What is a Lottery?

A lottery is a game of chance in which players pay to purchase tickets, which are then drawn in a random fashion. The winner(s) receive a prize, which may be cash or goods or services. A lottery is often used as a means of raising money for a cause. For example, the proceeds from a lottery are often used to build roads or fund other public works projects. Some states even use lottery revenues to provide education and health services for their citizens.

While lottery games are popular in many countries, the odds of winning a large jackpot are extremely low. In fact, only about 10% of people win the lottery each year. However, for those who do win, the jackpot can be life changing. The question of why people play the lottery is a complicated one. Some play for entertainment value, while others do so because they believe it is their only hope of a better life.

The word lottery is derived from the ancient practice of drawing lots to determine ownership or other rights. The practice is documented in a variety of old documents, including the Bible. In modern times, lottery draws are often conducted by governments and private organizations to raise funds for towns, wars, colleges, and other public-works projects. Lottery profits can also be used for social programs, such as providing food to the poor or funding medical research.

A simple lottery is a contest in which tokens are distributed or sold, the winning token or tokens being secretly predetermined or ultimately selected in a random drawing. A more formal definition includes any arrangement in which prizes are allocated through a process that relies wholly on chance, regardless of whether the first stage involves skill and the subsequent stages involve pure luck. A common example of a lottery is a competition for apartments in a new housing development, although there are also other examples such as kindergarten placements and sports team drafts.

There are many different ways to play the lottery, from purchasing a ticket in person to playing online. Some people buy a single ticket while others participate in multiple drawings each week. There is also the option of buying an annuity, which will pay out a set amount over time. The choice of whether to buy a lump sum or annuity depends on financial goals and the applicable rules of each lottery.

Lotteries are a popular form of gambling, with billions of dollars spent each year in the United States alone. The majority of lottery money is withdrawn by winners, and the remainder goes toward expenses such as marketing, organizing, and promoting the lottery. A percentage is normally deducted as taxes and profits for the state or sponsor.

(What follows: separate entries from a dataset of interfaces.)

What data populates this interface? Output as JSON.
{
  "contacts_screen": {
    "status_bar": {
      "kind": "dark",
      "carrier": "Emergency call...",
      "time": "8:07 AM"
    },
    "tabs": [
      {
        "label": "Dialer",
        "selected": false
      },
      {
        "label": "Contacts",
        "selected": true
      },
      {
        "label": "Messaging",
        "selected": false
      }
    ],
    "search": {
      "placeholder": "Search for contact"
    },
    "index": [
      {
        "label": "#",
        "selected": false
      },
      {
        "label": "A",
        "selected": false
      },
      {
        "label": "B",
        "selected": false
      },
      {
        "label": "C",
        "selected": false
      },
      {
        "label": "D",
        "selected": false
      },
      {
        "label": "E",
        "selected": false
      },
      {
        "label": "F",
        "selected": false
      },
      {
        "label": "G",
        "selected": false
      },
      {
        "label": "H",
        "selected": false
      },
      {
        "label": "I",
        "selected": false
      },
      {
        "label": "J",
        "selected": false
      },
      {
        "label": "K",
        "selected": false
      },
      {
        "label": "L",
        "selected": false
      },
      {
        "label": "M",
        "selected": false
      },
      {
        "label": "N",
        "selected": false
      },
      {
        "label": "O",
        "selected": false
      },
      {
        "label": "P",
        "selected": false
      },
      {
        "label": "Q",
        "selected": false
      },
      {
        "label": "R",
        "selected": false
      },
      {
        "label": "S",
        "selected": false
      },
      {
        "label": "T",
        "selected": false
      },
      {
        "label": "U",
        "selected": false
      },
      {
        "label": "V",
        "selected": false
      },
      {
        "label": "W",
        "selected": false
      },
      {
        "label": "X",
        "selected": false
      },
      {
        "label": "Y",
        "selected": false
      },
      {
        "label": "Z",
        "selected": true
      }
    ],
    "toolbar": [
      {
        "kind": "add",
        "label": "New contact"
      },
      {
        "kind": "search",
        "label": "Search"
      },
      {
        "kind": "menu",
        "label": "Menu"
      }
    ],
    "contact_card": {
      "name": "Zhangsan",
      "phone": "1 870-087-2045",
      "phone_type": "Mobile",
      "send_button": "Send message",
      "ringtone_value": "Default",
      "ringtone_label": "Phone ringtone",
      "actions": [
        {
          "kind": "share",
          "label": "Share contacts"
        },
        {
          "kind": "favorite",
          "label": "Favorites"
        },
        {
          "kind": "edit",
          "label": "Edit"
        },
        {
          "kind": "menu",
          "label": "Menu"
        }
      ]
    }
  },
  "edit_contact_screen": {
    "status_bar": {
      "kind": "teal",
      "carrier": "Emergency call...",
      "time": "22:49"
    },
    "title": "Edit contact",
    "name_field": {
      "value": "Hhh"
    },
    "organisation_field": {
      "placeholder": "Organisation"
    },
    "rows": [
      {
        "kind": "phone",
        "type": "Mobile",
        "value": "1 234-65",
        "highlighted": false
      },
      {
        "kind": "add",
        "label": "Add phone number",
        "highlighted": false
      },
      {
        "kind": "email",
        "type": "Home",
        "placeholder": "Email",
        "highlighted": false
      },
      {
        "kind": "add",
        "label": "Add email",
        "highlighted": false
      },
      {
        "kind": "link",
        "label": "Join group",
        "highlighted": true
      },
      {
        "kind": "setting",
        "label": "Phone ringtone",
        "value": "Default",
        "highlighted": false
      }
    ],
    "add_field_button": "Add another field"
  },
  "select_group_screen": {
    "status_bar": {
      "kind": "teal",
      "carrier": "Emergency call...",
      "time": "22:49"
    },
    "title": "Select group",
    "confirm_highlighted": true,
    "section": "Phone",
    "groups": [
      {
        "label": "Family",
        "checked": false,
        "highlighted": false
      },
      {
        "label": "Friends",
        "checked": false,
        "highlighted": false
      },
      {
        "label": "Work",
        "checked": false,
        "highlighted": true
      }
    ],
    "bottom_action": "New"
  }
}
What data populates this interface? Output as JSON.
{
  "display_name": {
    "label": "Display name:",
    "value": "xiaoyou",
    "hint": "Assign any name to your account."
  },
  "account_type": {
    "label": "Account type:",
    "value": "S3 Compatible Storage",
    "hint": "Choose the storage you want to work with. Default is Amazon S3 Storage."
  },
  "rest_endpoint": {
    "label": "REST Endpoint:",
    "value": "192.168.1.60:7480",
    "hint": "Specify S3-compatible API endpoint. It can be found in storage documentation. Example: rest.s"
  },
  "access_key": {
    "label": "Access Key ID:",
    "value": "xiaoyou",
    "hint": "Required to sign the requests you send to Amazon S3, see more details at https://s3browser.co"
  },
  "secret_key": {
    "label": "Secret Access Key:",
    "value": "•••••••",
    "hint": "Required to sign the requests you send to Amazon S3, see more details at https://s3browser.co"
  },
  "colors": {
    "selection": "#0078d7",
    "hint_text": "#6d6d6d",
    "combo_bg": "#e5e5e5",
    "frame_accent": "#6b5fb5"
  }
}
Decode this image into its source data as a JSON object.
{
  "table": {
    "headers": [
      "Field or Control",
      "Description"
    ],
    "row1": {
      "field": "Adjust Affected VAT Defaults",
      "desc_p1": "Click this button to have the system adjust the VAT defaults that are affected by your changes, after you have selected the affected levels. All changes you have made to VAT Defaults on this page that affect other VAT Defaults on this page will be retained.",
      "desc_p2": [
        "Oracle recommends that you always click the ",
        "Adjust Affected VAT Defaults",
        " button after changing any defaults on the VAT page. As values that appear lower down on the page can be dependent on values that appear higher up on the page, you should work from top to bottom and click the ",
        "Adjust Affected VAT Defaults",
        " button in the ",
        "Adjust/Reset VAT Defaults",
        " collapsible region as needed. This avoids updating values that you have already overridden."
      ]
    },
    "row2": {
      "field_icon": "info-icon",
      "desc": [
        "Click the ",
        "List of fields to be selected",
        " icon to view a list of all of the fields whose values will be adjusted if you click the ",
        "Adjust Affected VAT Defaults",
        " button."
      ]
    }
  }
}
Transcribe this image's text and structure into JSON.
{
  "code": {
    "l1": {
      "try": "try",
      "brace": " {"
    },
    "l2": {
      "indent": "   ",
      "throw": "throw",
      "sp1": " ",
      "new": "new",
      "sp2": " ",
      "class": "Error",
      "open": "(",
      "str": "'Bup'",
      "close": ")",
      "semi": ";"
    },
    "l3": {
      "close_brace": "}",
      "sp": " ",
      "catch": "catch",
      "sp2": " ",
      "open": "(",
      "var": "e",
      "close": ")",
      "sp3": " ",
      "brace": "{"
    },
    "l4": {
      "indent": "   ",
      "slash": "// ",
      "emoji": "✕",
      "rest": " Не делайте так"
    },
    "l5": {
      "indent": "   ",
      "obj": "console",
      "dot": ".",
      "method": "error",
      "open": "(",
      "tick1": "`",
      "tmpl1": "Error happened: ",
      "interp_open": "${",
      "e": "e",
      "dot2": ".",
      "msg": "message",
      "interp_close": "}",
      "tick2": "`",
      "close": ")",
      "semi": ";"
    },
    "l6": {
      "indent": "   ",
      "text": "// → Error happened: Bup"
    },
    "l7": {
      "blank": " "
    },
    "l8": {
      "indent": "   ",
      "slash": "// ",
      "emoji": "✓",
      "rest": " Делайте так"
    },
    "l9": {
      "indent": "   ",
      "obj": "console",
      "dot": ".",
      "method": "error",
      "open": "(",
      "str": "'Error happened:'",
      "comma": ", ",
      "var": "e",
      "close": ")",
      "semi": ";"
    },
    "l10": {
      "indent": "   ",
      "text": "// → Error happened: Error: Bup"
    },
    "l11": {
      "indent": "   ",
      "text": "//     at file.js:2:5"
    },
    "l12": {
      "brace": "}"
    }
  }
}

Lottery games are often based on chance and can be addictive. Some people spend hundreds or thousands of dollars a week, while others play only occasionally. Regardless of how often you play, the odds are low and the money you spend on lottery tickets is far better used to create an emergency fund or pay off credit card debt.